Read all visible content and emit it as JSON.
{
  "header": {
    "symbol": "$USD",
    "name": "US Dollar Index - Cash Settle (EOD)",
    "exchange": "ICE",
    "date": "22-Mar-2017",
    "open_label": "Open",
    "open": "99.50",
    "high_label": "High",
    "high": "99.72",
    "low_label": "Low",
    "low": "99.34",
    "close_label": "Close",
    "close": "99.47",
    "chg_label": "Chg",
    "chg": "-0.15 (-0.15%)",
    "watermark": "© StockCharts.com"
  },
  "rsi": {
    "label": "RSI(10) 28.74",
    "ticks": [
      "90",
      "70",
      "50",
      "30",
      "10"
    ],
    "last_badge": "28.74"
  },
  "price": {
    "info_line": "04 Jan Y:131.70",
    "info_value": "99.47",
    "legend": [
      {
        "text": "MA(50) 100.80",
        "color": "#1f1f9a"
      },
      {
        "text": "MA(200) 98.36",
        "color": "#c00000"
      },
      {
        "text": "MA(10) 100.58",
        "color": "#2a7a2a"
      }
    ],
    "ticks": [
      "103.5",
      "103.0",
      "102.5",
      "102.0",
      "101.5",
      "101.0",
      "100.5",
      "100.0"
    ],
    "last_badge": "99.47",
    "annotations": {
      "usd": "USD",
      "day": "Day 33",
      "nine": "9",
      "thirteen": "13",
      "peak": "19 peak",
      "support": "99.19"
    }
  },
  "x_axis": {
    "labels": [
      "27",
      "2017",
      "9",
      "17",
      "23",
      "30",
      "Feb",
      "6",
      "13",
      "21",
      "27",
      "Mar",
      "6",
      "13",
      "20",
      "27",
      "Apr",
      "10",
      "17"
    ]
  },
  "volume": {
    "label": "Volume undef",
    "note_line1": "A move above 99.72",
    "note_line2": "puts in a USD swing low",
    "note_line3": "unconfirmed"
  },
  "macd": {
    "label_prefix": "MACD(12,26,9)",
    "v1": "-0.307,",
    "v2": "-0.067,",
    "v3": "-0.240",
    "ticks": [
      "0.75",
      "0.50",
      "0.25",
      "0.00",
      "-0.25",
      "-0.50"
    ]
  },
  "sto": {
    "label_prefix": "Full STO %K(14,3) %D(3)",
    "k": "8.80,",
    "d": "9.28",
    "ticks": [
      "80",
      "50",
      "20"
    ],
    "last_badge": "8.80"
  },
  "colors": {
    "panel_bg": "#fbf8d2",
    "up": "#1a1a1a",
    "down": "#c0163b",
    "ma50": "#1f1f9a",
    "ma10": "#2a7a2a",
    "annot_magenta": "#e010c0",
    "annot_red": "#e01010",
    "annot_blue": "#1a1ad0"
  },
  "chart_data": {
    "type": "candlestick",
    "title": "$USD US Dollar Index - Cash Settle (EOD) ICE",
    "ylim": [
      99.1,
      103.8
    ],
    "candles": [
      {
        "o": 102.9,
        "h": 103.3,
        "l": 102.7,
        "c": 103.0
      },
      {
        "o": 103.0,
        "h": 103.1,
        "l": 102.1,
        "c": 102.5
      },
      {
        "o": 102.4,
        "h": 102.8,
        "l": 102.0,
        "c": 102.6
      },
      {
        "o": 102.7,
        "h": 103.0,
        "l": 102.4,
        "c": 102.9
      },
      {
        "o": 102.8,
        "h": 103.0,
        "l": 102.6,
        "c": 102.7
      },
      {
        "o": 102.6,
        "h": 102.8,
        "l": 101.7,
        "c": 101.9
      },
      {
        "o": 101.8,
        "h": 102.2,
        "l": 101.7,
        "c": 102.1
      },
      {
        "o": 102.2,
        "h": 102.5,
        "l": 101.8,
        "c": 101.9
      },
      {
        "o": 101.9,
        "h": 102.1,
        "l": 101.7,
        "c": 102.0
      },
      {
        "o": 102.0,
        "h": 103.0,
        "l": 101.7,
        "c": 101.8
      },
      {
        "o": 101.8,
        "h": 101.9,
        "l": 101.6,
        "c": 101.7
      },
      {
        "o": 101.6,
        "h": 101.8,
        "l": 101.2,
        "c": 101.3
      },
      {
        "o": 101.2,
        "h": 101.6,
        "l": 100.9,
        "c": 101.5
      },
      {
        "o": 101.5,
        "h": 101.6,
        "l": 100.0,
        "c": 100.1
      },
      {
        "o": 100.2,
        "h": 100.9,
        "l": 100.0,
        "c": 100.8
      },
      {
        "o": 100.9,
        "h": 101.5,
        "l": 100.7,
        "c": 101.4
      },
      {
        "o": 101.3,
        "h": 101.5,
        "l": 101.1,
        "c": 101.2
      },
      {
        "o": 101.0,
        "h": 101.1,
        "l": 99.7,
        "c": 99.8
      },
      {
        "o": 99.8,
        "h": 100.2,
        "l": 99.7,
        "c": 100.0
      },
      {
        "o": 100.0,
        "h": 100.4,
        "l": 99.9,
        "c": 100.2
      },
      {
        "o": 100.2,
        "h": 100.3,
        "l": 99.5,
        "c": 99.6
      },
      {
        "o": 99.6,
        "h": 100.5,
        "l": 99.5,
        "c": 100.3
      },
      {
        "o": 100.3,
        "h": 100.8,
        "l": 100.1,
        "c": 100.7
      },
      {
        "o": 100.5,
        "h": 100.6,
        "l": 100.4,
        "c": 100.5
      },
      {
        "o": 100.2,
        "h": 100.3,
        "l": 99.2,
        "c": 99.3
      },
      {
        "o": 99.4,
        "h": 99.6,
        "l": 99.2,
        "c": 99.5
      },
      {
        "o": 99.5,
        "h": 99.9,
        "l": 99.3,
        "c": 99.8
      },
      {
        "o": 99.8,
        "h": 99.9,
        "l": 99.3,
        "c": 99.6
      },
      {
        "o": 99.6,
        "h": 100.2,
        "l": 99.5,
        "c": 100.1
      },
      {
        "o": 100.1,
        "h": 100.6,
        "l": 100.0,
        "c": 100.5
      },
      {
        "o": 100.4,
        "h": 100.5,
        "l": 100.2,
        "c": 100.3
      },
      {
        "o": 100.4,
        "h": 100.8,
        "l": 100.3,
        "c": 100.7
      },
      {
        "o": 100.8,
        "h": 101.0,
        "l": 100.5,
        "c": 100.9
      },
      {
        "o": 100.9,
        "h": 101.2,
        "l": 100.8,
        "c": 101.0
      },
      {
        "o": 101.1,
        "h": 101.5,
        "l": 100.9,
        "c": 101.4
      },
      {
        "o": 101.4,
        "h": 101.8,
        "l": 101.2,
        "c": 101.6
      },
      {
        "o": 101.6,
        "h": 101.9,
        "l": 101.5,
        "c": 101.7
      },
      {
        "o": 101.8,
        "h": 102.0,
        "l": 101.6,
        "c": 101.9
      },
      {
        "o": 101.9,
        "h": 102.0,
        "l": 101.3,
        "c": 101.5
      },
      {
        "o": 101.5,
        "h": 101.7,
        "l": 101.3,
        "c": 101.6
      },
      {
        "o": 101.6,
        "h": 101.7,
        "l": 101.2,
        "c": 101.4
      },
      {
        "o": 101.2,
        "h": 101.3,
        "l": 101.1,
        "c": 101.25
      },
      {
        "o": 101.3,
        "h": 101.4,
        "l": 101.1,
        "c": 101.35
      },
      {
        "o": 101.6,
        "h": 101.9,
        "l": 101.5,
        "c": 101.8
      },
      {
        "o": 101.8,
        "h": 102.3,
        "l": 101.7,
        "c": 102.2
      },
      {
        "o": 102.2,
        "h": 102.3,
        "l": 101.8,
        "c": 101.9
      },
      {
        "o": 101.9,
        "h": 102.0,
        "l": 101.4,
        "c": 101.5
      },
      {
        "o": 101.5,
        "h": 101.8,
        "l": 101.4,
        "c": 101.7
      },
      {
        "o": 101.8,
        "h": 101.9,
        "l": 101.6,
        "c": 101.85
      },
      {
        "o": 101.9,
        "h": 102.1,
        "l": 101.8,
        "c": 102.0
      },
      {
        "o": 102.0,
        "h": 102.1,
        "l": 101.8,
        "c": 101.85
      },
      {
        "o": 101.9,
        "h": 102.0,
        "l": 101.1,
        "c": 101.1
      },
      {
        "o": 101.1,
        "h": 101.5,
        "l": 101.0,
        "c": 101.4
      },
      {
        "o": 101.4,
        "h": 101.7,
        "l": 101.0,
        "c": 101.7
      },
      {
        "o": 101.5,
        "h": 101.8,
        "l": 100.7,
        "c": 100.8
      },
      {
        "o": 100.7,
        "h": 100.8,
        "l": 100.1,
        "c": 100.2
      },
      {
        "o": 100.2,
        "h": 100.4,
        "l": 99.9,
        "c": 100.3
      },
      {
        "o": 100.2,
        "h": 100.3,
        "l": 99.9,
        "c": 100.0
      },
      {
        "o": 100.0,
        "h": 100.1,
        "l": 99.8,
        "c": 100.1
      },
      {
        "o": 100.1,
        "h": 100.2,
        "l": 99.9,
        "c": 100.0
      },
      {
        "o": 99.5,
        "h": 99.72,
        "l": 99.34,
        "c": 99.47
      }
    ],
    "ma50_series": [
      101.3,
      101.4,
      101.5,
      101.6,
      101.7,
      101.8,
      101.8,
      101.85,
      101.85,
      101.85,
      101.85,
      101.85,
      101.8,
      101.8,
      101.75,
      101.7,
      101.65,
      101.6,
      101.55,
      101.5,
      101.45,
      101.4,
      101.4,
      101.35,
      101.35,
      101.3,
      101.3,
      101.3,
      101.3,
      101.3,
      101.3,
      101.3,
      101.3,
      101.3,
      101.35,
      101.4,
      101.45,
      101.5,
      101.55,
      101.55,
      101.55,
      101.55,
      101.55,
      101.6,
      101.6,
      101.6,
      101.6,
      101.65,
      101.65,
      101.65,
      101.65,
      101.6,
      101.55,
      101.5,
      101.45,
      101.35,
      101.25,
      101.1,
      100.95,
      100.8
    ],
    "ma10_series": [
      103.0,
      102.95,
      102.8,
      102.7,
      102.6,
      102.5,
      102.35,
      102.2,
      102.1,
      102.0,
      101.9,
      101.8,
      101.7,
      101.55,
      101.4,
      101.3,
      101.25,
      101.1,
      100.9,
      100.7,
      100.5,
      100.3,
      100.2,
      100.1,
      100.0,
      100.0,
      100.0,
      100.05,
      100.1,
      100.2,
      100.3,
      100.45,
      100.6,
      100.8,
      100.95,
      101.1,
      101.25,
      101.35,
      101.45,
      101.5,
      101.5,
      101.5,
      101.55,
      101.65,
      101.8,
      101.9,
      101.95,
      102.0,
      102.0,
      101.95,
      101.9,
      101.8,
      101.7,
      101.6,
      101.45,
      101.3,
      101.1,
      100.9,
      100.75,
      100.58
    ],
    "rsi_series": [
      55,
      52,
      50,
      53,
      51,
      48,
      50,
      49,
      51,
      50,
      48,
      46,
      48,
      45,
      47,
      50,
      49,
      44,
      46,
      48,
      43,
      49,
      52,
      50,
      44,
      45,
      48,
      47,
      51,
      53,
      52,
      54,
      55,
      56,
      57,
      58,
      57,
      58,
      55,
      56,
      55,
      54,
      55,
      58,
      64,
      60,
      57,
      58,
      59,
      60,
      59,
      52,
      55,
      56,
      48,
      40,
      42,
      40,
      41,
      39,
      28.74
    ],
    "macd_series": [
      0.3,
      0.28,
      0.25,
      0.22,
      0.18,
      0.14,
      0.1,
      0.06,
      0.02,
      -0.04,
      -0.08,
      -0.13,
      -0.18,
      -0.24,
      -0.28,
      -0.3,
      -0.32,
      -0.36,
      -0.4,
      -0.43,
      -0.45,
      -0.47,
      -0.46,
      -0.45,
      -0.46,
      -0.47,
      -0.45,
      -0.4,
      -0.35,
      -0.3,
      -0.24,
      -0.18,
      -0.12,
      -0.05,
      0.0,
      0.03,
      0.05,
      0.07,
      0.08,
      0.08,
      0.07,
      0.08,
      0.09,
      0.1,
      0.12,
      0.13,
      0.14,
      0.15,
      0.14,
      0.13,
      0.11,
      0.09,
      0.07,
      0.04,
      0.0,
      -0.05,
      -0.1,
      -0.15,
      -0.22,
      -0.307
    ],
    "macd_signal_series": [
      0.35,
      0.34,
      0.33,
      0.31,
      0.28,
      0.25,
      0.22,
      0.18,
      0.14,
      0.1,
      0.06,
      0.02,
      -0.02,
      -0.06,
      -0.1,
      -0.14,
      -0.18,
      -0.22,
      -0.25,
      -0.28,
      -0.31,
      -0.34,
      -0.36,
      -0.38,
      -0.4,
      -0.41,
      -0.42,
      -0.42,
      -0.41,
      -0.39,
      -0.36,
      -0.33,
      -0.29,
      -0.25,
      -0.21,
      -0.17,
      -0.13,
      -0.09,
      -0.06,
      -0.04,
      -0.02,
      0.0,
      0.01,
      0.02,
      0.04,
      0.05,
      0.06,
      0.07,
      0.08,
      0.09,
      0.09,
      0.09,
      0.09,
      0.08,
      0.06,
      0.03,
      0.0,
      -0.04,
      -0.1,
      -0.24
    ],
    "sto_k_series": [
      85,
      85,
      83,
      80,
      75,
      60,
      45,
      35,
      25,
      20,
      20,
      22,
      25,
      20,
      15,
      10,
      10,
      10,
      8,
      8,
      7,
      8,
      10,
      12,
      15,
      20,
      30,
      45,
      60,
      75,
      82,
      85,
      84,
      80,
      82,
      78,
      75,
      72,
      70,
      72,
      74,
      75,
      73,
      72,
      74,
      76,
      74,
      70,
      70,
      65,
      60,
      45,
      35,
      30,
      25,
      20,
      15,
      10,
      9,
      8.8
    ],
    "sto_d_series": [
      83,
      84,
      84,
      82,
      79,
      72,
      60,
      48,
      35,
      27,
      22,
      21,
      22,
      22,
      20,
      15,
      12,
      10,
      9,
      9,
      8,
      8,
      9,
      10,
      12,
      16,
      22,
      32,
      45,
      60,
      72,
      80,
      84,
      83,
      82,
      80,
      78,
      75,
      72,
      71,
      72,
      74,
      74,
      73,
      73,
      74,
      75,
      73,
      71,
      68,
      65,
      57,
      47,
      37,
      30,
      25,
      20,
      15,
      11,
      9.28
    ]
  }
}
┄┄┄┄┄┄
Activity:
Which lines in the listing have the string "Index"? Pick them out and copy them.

Result of this exercise:
    "name": "US Dollar Index - Cash Settle (EOD)",
    "title": "$USD US Dollar Index - Cash Settle (EOD) ICE",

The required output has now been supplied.